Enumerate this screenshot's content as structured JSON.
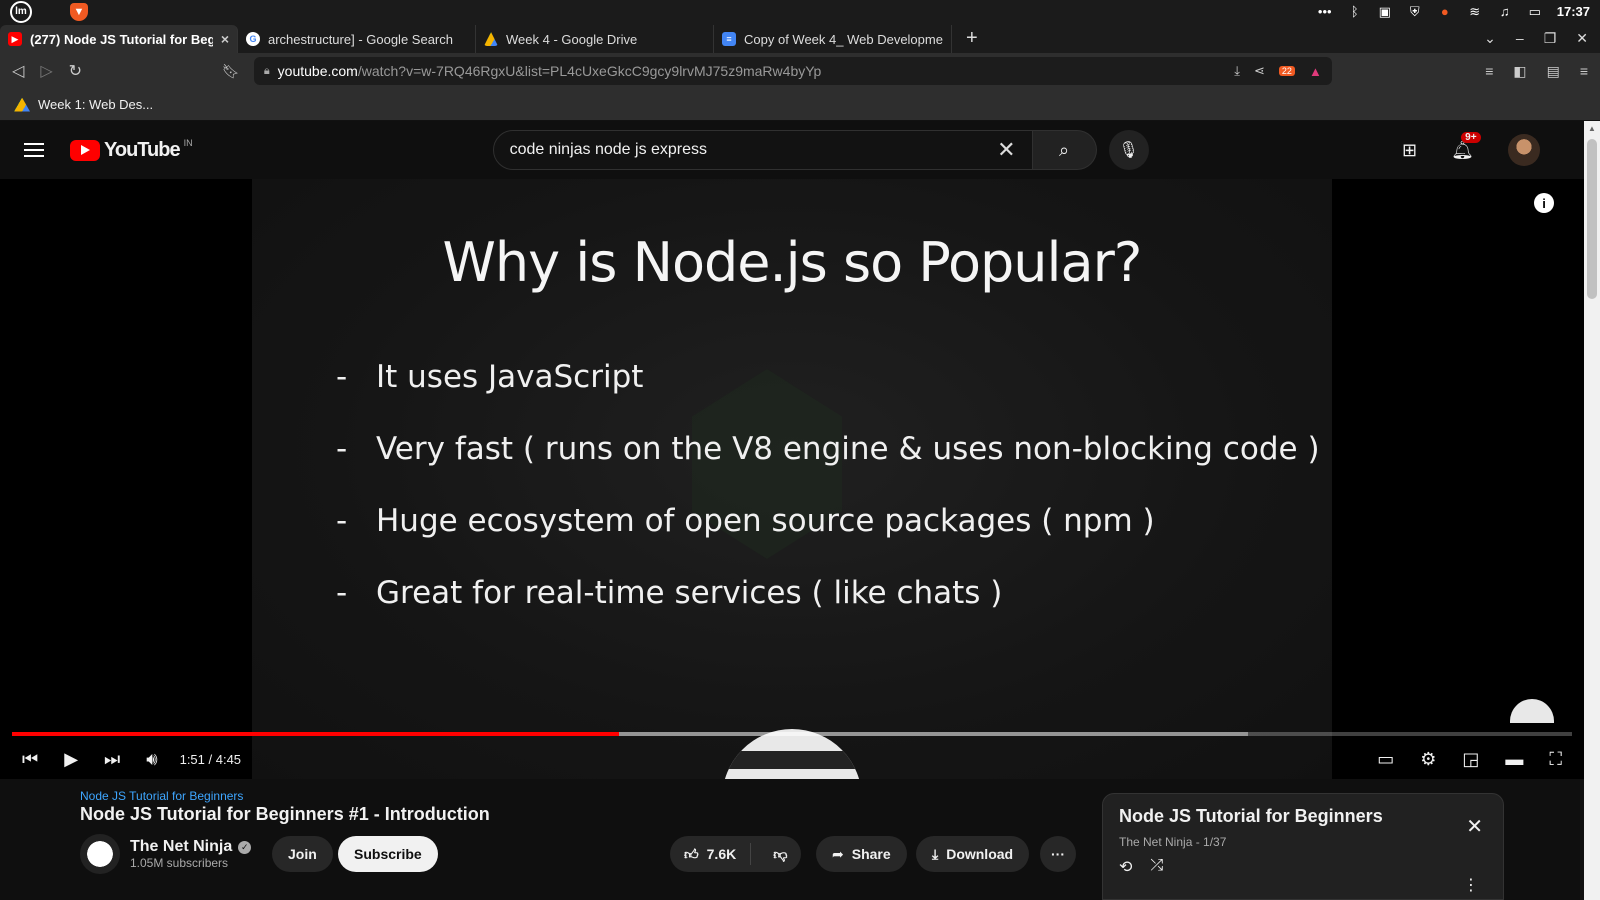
{
  "os": {
    "clock": "17:37"
  },
  "tabs": [
    {
      "title": "(277) Node JS Tutorial for Beg",
      "close": "×"
    },
    {
      "title": "archestructure] - Google Search"
    },
    {
      "title": "Week 4 - Google Drive"
    },
    {
      "title": "Copy of Week 4_ Web Developmer"
    }
  ],
  "newtab": "+",
  "address": {
    "host": "youtube.com",
    "path": "/watch?v=w-7RQ46RgxU&list=PL4cUxeGkcC9gcy9lrvMJ75z9maRw4byYp",
    "shield_count": "22"
  },
  "bookmarks": [
    {
      "label": "Week 1: Web Des..."
    }
  ],
  "youtube": {
    "logo": "YouTube",
    "region": "IN",
    "search_value": "code ninjas node js express",
    "notif_badge": "9+"
  },
  "slide": {
    "title": "Why is Node.js so Popular?",
    "bullets": [
      "It uses JavaScript",
      "Very fast ( runs on the V8 engine & uses non-blocking code )",
      "Huge ecosystem of open source packages ( npm )",
      "Great for real-time services ( like chats )"
    ],
    "dash": "-"
  },
  "player": {
    "time": "1:51 / 4:45",
    "played_fraction": 0.389,
    "buffered_fraction": 0.792
  },
  "video": {
    "playlist_link": "Node JS Tutorial for Beginners",
    "title": "Node JS Tutorial for Beginners #1 - Introduction",
    "channel": "The Net Ninja",
    "subscribers": "1.05M subscribers",
    "join": "Join",
    "subscribe": "Subscribe",
    "likes": "7.6K",
    "share": "Share",
    "download": "Download",
    "more": "···"
  },
  "playlist": {
    "title": "Node JS Tutorial for Beginners",
    "meta": "The Net Ninja - 1/37"
  },
  "colors": {
    "accent": "#ff0000",
    "link": "#3ea6ff"
  }
}
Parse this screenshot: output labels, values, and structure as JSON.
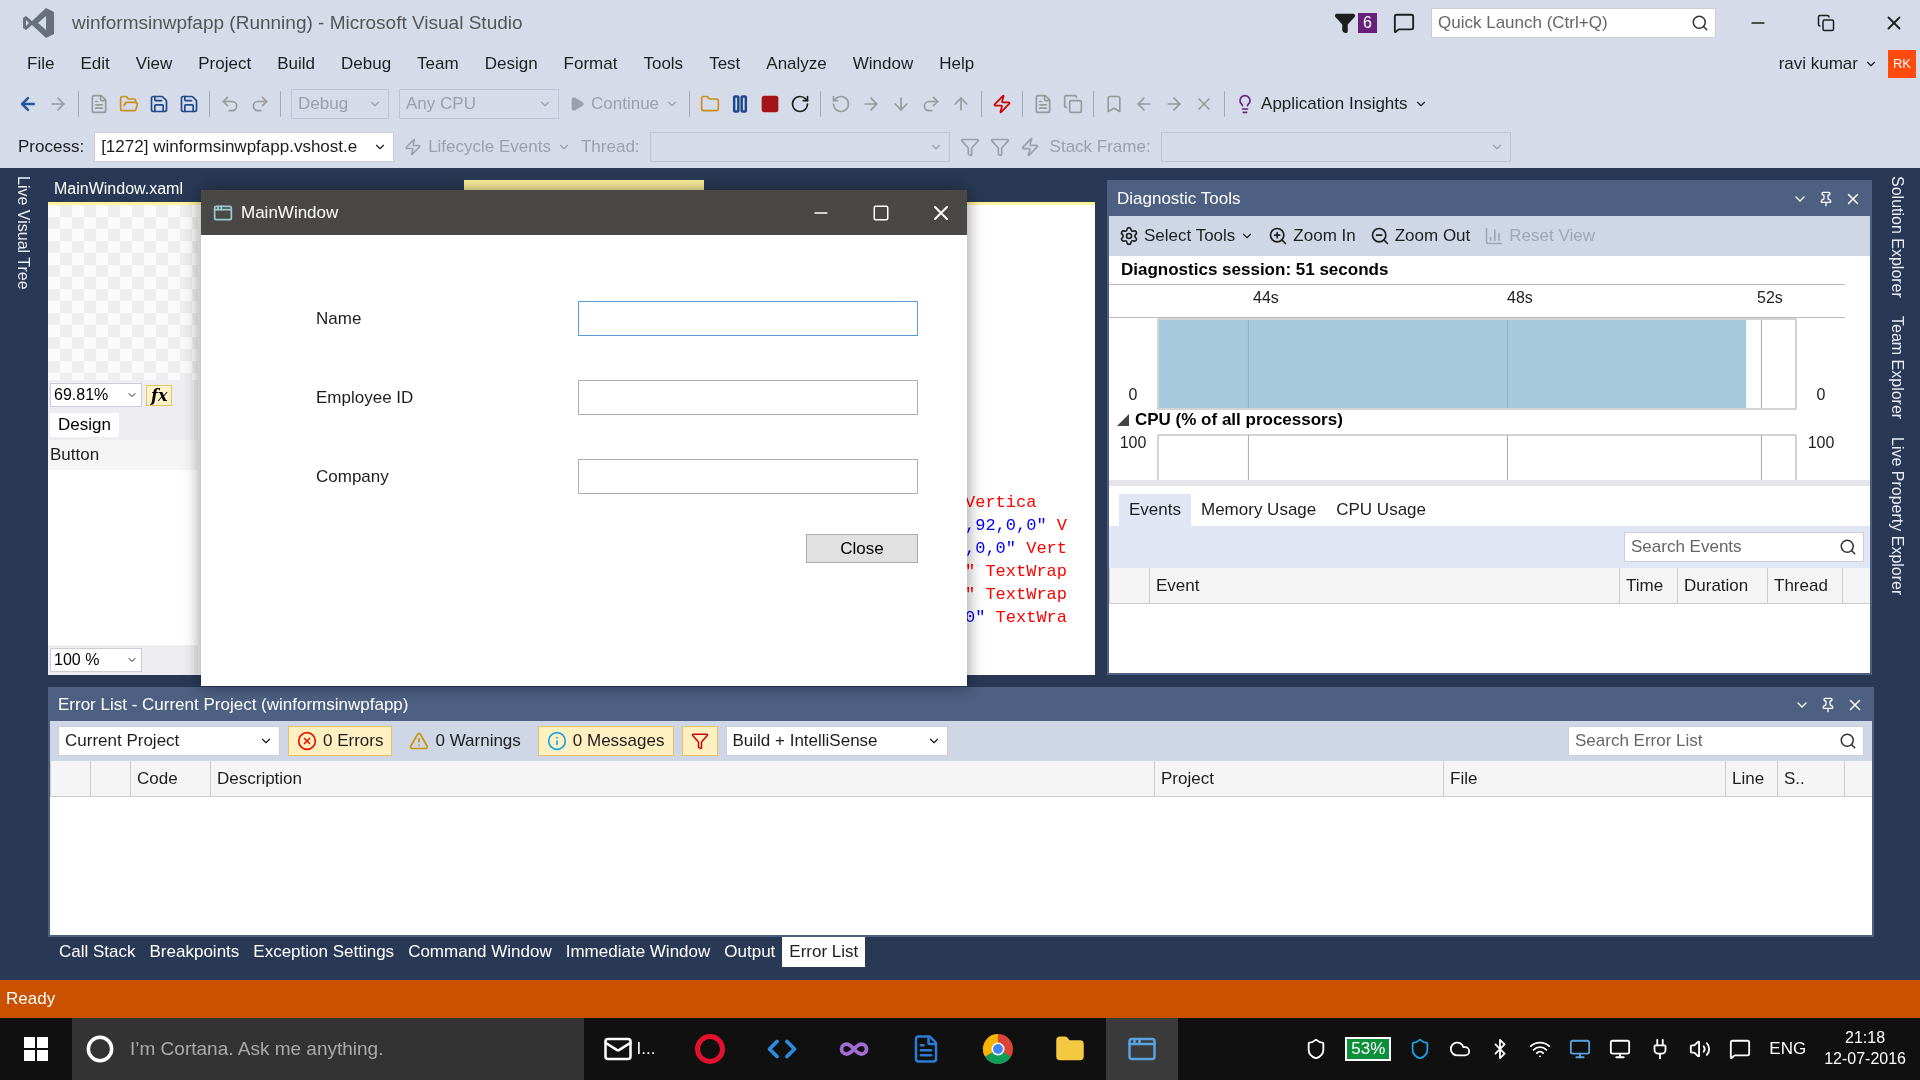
{
  "window": {
    "title": "winformsinwpfapp (Running) - Microsoft Visual Studio",
    "notification_count": "6",
    "quick_launch": {
      "placeholder": "Quick Launch (Ctrl+Q)"
    }
  },
  "menu": [
    "File",
    "Edit",
    "View",
    "Project",
    "Build",
    "Debug",
    "Team",
    "Design",
    "Format",
    "Tools",
    "Test",
    "Analyze",
    "Window",
    "Help"
  ],
  "account": {
    "name": "ravi kumar",
    "initials": "RK"
  },
  "toolbar": {
    "configuration": "Debug",
    "platform": "Any CPU",
    "continue": "Continue",
    "insights": "Application Insights"
  },
  "debug_location": {
    "process_label": "Process:",
    "process": "[1272] winformsinwpfapp.vshost.e",
    "lifecycle": "Lifecycle Events",
    "thread_label": "Thread:",
    "stack_frame_label": "Stack Frame:"
  },
  "left_tabs": [
    "Live Visual Tree"
  ],
  "right_tabs": [
    "Solution Explorer",
    "Team Explorer",
    "Live Property Explorer"
  ],
  "editor": {
    "tabs": [
      {
        "label": "MainWindow.xaml",
        "selected": false
      },
      {
        "selected": true
      }
    ],
    "zoom": "69.81%",
    "fx": "fx",
    "view_tab": "Design",
    "element": "Button",
    "code_zoom": "100 %",
    "code_lines": [
      [
        {
          "text": "Vertica",
          "color": "#ff0000"
        }
      ],
      [
        {
          "text": ",92,0,0\"",
          "color": "#0000ff"
        },
        {
          "text": " V",
          "color": "#ff0000"
        }
      ],
      [
        {
          "text": ",0,0\"",
          "color": "#0000ff"
        },
        {
          "text": " Vert",
          "color": "#ff0000"
        }
      ],
      [
        {
          "text": "\" TextWrap",
          "color": "#ff0000"
        }
      ],
      [
        {
          "text": "\" TextWrap",
          "color": "#ff0000"
        }
      ],
      [
        {
          "text": "0\"",
          "color": "#0000ff"
        },
        {
          "text": " TextWra",
          "color": "#ff0000"
        }
      ]
    ]
  },
  "diagnostics": {
    "title": "Diagnostic Tools",
    "tools": [
      {
        "kind": "select",
        "label": "Select Tools",
        "disabled": false
      },
      {
        "kind": "zoom-in",
        "label": "Zoom In",
        "disabled": false
      },
      {
        "kind": "zoom-out",
        "label": "Zoom Out",
        "disabled": false
      },
      {
        "kind": "reset",
        "label": "Reset View",
        "disabled": true
      }
    ],
    "session": "Diagnostics session: 51 seconds",
    "ticks": [
      "44s",
      "48s",
      "52s"
    ],
    "memory_axis": [
      "0",
      "0"
    ],
    "cpu_title": "CPU (% of all processors)",
    "cpu_axis": [
      "100",
      "100"
    ],
    "tabs": [
      {
        "label": "Events",
        "selected": true
      },
      {
        "label": "Memory Usage",
        "selected": false
      },
      {
        "label": "CPU Usage",
        "selected": false
      }
    ],
    "search": {
      "placeholder": "Search Events"
    },
    "columns": [
      "Event",
      "Time",
      "Duration",
      "Thread"
    ]
  },
  "error_list": {
    "title": "Error List - Current Project (winformsinwpfapp)",
    "scope": "Current Project",
    "filters": [
      {
        "kind": "error",
        "label": "0 Errors",
        "on": true
      },
      {
        "kind": "warning",
        "label": "0 Warnings",
        "on": false
      },
      {
        "kind": "message",
        "label": "0 Messages",
        "on": true
      }
    ],
    "source": "Build + IntelliSense",
    "search": {
      "placeholder": "Search Error List"
    },
    "columns": [
      "Code",
      "Description",
      "Project",
      "File",
      "Line",
      "S.."
    ]
  },
  "bottom_tabs": [
    {
      "label": "Call Stack",
      "selected": false
    },
    {
      "label": "Breakpoints",
      "selected": false
    },
    {
      "label": "Exception Settings",
      "selected": false
    },
    {
      "label": "Command Window",
      "selected": false
    },
    {
      "label": "Immediate Window",
      "selected": false
    },
    {
      "label": "Output",
      "selected": false
    },
    {
      "label": "Error List",
      "selected": true
    }
  ],
  "status": "Ready",
  "taskbar": {
    "search": {
      "placeholder": "I’m Cortana. Ask me anything."
    },
    "mail_label": "I...",
    "battery": "53%",
    "language": "ENG",
    "time": "21:18",
    "date": "12-07-2016"
  },
  "dialog": {
    "title": "MainWindow",
    "fields": [
      {
        "label": "Name",
        "focused": true
      },
      {
        "label": "Employee ID",
        "focused": false
      },
      {
        "label": "Company",
        "focused": false
      }
    ],
    "button": "Close"
  }
}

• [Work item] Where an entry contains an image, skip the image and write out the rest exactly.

• [Expected output]
Enumerate this screenshot's content as structured JSON.
{
  "os": {
    "clock": "17:37"
  },
  "tabs": [
    {
      "title": "(277) Node JS Tutorial for Beg",
      "close": "×"
    },
    {
      "title": "archestructure] - Google Search"
    },
    {
      "title": "Week 4 - Google Drive"
    },
    {
      "title": "Copy of Week 4_ Web Developmer"
    }
  ],
  "newtab": "+",
  "address": {
    "host": "youtube.com",
    "path": "/watch?v=w-7RQ46RgxU&list=PL4cUxeGkcC9gcy9lrvMJ75z9maRw4byYp",
    "shield_count": "22"
  },
  "bookmarks": [
    {
      "label": "Week 1: Web Des..."
    }
  ],
  "youtube": {
    "logo": "YouTube",
    "region": "IN",
    "search_value": "code ninjas node js express",
    "notif_badge": "9+"
  },
  "slide": {
    "title": "Why is Node.js so Popular?",
    "bullets": [
      "It uses JavaScript",
      "Very fast ( runs on the V8 engine & uses non-blocking code )",
      "Huge ecosystem of open source packages ( npm )",
      "Great for real-time services ( like chats )"
    ],
    "dash": "-"
  },
  "player": {
    "time": "1:51 / 4:45",
    "played_fraction": 0.389,
    "buffered_fraction": 0.792
  },
  "video": {
    "playlist_link": "Node JS Tutorial for Beginners",
    "title": "Node JS Tutorial for Beginners #1 - Introduction",
    "channel": "The Net Ninja",
    "subscribers": "1.05M subscribers",
    "join": "Join",
    "subscribe": "Subscribe",
    "likes": "7.6K",
    "share": "Share",
    "download": "Download",
    "more": "···"
  },
  "playlist": {
    "title": "Node JS Tutorial for Beginners",
    "meta": "The Net Ninja - 1/37"
  },
  "colors": {
    "accent": "#ff0000",
    "link": "#3ea6ff"
  }
}
Parse this screenshot: output labels, values, and structure as JSON.
{
  "window": {
    "title": "winformsinwpfapp (Running) - Microsoft Visual Studio",
    "notification_count": "6",
    "quick_launch": {
      "placeholder": "Quick Launch (Ctrl+Q)"
    }
  },
  "menu": [
    "File",
    "Edit",
    "View",
    "Project",
    "Build",
    "Debug",
    "Team",
    "Design",
    "Format",
    "Tools",
    "Test",
    "Analyze",
    "Window",
    "Help"
  ],
  "account": {
    "name": "ravi kumar",
    "initials": "RK"
  },
  "toolbar": {
    "configuration": "Debug",
    "platform": "Any CPU",
    "continue": "Continue",
    "insights": "Application Insights"
  },
  "debug_location": {
    "process_label": "Process:",
    "process": "[1272] winformsinwpfapp.vshost.e",
    "lifecycle": "Lifecycle Events",
    "thread_label": "Thread:",
    "stack_frame_label": "Stack Frame:"
  },
  "left_tabs": [
    "Live Visual Tree"
  ],
  "right_tabs": [
    "Solution Explorer",
    "Team Explorer",
    "Live Property Explorer"
  ],
  "editor": {
    "tabs": [
      {
        "label": "MainWindow.xaml",
        "selected": false
      },
      {
        "selected": true
      }
    ],
    "zoom": "69.81%",
    "fx": "fx",
    "view_tab": "Design",
    "element": "Button",
    "code_zoom": "100 %",
    "code_lines": [
      [
        {
          "text": "Vertica",
          "color": "#ff0000"
        }
      ],
      [
        {
          "text": ",92,0,0\"",
          "color": "#0000ff"
        },
        {
          "text": " V",
          "color": "#ff0000"
        }
      ],
      [
        {
          "text": ",0,0\"",
          "color": "#0000ff"
        },
        {
          "text": " Vert",
          "color": "#ff0000"
        }
      ],
      [
        {
          "text": "\" TextWrap",
          "color": "#ff0000"
        }
      ],
      [
        {
          "text": "\" TextWrap",
          "color": "#ff0000"
        }
      ],
      [
        {
          "text": "0\"",
          "color": "#0000ff"
        },
        {
          "text": " TextWra",
          "color": "#ff0000"
        }
      ]
    ]
  },
  "diagnostics": {
    "title": "Diagnostic Tools",
    "tools": [
      {
        "kind": "select",
        "label": "Select Tools",
        "disabled": false
      },
      {
        "kind": "zoom-in",
        "label": "Zoom In",
        "disabled": false
      },
      {
        "kind": "zoom-out",
        "label": "Zoom Out",
        "disabled": false
      },
      {
        "kind": "reset",
        "label": "Reset View",
        "disabled": true
      }
    ],
    "session": "Diagnostics session: 51 seconds",
    "ticks": [
      "44s",
      "48s",
      "52s"
    ],
    "memory_axis": [
      "0",
      "0"
    ],
    "cpu_title": "CPU (% of all processors)",
    "cpu_axis": [
      "100",
      "100"
    ],
    "tabs": [
      {
        "label": "Events",
        "selected": true
      },
      {
        "label": "Memory Usage",
        "selected": false
      },
      {
        "label": "CPU Usage",
        "selected": false
      }
    ],
    "search": {
      "placeholder": "Search Events"
    },
    "columns": [
      "Event",
      "Time",
      "Duration",
      "Thread"
    ]
  },
  "error_list": {
    "title": "Error List - Current Project (winformsinwpfapp)",
    "scope": "Current Project",
    "filters": [
      {
        "kind": "error",
        "label": "0 Errors",
        "on": true
      },
      {
        "kind": "warning",
        "label": "0 Warnings",
        "on": false
      },
      {
        "kind": "message",
        "label": "0 Messages",
        "on": true
      }
    ],
    "source": "Build + IntelliSense",
    "search": {
      "placeholder": "Search Error List"
    },
    "columns": [
      "Code",
      "Description",
      "Project",
      "File",
      "Line",
      "S.."
    ]
  },
  "bottom_tabs": [
    {
      "label": "Call Stack",
      "selected": false
    },
    {
      "label": "Breakpoints",
      "selected": false
    },
    {
      "label": "Exception Settings",
      "selected": false
    },
    {
      "label": "Command Window",
      "selected": false
    },
    {
      "label": "Immediate Window",
      "selected": false
    },
    {
      "label": "Output",
      "selected": false
    },
    {
      "label": "Error List",
      "selected": true
    }
  ],
  "status": "Ready",
  "taskbar": {
    "search": {
      "placeholder": "I’m Cortana. Ask me anything."
    },
    "mail_label": "I...",
    "battery": "53%",
    "language": "ENG",
    "time": "21:18",
    "date": "12-07-2016"
  },
  "dialog": {
    "title": "MainWindow",
    "fields": [
      {
        "label": "Name",
        "focused": true
      },
      {
        "label": "Employee ID",
        "focused": false
      },
      {
        "label": "Company",
        "focused": false
      }
    ],
    "button": "Close"
  }
}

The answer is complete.